GRB afterglow light curves from uniform and non-uniform jets
Purple Mountain Observatory, Chinese Academy of Sciences, Nanjing, PR China
2 National Astronomical Observatories, Chinese Academy of Sciences, PR China
Corresponding author: D. M. Wei, firstname.lastname@example.org
Accepted: 23 December 2002
It is widely believed that gamma-ray bursts are produced by a jet-like outflows directed towards the observer, and the jet opening angle () is often inferred from the time at which there is a break in the afterglow light curves. Here we calculate the GRB afterglow light curves from a relativistic jet as seen by observers at a wide range of viewing angles () from the jet axis, and the jet is uniform or non-uniform (the energy per unit solid angle decreases smoothly away from the axis ). We find that, for uniform jet (), the afterglow light curves for different viewing angles are somewhat different: in general, there are two breaks in the light curve, the first one corresponds to the time at which , and the second one corresponds to the time when . However, for non-uniform jet, the things become more complicated. For the case , we can obtain the analytical results, for (where p is the spectral index of electron energy distribution) there should be two breaks in the light curve correspond to and respectively, while for there should be only one break corresponds to , and this provides a possible explanation for some rapidly fading afterglows whose light curves have no breaks since the time at which is much earlier than our first observation time. For the case , our numerical results show that, the afterglow light curves are strongly affected by the values of , and k. If is close to and k is small, then the light curve is similar to the case of , except the flux is somewhat lower. However, if the values of and k are larger, there will be a prominent flattening in the afterglow light curve, which is quite different from the uniform jet, and after the flattening a very sharp break will be occurred at the time .
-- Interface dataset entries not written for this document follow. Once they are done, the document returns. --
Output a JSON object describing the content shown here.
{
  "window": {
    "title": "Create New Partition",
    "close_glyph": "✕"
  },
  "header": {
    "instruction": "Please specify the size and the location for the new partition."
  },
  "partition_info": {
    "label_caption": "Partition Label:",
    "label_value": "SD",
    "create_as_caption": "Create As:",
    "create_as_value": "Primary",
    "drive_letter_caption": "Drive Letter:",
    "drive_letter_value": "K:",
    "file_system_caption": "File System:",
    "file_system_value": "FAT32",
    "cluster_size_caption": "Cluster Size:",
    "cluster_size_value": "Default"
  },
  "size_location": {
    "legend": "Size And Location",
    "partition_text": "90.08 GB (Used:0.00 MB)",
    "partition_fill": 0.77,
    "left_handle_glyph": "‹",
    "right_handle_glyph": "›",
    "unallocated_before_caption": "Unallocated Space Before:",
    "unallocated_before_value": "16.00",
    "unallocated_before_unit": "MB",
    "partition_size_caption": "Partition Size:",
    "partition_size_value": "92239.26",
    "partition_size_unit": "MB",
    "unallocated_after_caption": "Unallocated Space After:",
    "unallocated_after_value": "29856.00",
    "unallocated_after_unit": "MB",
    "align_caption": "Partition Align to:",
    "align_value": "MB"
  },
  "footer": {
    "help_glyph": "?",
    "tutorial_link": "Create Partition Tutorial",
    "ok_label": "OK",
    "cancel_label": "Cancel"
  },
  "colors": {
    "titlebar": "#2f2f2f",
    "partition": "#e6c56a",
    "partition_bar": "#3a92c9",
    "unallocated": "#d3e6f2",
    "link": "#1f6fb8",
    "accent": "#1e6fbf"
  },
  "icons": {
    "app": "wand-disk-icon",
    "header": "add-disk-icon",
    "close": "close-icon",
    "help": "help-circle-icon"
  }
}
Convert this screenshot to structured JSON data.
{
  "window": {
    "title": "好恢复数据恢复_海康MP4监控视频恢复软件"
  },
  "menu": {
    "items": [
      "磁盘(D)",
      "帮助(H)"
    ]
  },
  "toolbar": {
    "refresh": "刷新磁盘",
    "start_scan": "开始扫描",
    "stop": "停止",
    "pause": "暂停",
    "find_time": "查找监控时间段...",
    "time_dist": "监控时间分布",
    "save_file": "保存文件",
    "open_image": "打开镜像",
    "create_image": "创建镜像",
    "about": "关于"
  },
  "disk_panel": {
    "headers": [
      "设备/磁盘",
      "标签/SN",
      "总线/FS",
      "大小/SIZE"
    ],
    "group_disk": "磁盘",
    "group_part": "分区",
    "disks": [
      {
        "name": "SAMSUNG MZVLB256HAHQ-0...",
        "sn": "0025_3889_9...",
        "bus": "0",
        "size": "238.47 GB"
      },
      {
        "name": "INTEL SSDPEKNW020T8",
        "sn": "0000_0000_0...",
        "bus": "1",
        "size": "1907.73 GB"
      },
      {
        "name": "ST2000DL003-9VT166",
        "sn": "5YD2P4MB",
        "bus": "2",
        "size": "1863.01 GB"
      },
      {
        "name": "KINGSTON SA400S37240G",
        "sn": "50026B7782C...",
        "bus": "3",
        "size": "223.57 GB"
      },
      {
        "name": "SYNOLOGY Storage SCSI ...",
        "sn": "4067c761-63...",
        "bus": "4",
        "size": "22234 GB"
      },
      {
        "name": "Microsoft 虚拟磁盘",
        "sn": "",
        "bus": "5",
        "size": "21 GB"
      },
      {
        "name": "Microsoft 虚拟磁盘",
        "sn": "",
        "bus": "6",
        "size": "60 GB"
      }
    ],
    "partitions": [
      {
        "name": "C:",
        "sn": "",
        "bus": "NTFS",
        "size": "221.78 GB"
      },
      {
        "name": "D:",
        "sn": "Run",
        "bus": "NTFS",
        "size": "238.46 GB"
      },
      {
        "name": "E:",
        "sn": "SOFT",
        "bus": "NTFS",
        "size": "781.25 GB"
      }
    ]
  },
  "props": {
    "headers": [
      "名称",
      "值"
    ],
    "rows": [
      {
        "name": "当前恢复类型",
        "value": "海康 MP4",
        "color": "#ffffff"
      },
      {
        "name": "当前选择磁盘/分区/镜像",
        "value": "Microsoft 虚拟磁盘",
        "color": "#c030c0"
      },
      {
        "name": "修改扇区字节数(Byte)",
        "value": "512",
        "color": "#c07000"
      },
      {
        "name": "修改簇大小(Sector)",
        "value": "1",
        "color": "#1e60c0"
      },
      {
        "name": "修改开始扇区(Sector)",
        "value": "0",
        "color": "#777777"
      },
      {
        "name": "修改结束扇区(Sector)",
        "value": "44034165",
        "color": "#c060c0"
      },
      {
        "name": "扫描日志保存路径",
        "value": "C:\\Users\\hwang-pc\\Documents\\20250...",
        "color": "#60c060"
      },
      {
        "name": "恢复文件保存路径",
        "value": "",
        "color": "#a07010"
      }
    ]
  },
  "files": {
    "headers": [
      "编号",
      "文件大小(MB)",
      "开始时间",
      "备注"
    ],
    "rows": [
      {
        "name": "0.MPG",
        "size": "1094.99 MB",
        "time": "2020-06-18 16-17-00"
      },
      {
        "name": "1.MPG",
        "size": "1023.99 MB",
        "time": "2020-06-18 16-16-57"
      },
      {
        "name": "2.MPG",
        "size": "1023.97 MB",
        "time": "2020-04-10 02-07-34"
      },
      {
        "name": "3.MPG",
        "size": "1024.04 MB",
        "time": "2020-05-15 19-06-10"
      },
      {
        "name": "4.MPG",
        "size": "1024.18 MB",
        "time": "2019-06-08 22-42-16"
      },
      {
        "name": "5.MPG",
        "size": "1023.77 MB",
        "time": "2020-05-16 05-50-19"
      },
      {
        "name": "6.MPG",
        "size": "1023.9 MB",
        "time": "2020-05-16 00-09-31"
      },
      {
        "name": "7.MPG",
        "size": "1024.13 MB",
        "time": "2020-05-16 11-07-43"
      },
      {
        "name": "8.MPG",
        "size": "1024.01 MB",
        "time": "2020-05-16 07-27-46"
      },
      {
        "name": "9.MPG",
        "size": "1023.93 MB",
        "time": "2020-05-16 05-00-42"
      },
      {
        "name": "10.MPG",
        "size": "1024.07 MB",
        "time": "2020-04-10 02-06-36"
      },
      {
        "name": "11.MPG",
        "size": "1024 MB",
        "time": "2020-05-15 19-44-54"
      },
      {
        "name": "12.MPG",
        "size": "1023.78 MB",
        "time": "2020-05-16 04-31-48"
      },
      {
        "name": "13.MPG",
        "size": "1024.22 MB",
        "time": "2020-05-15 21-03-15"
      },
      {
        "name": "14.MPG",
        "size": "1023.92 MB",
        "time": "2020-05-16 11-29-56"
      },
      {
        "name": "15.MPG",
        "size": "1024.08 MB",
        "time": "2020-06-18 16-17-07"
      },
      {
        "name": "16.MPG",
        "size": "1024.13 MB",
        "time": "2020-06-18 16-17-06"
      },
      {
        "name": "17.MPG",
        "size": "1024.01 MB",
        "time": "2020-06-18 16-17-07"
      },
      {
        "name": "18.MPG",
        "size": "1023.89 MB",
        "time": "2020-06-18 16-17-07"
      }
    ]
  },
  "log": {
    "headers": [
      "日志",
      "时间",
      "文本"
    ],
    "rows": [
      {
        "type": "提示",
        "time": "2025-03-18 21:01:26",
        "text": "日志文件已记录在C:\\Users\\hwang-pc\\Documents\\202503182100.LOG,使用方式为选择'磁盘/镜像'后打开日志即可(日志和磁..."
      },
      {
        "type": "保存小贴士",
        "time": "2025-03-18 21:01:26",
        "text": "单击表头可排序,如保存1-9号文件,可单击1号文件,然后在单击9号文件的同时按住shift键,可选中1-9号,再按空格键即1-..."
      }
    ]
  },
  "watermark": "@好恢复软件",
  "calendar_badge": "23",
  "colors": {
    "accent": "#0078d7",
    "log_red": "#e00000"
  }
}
Key words: gamma rays: bursts / ISM: jets and outflows
© ESO, 2003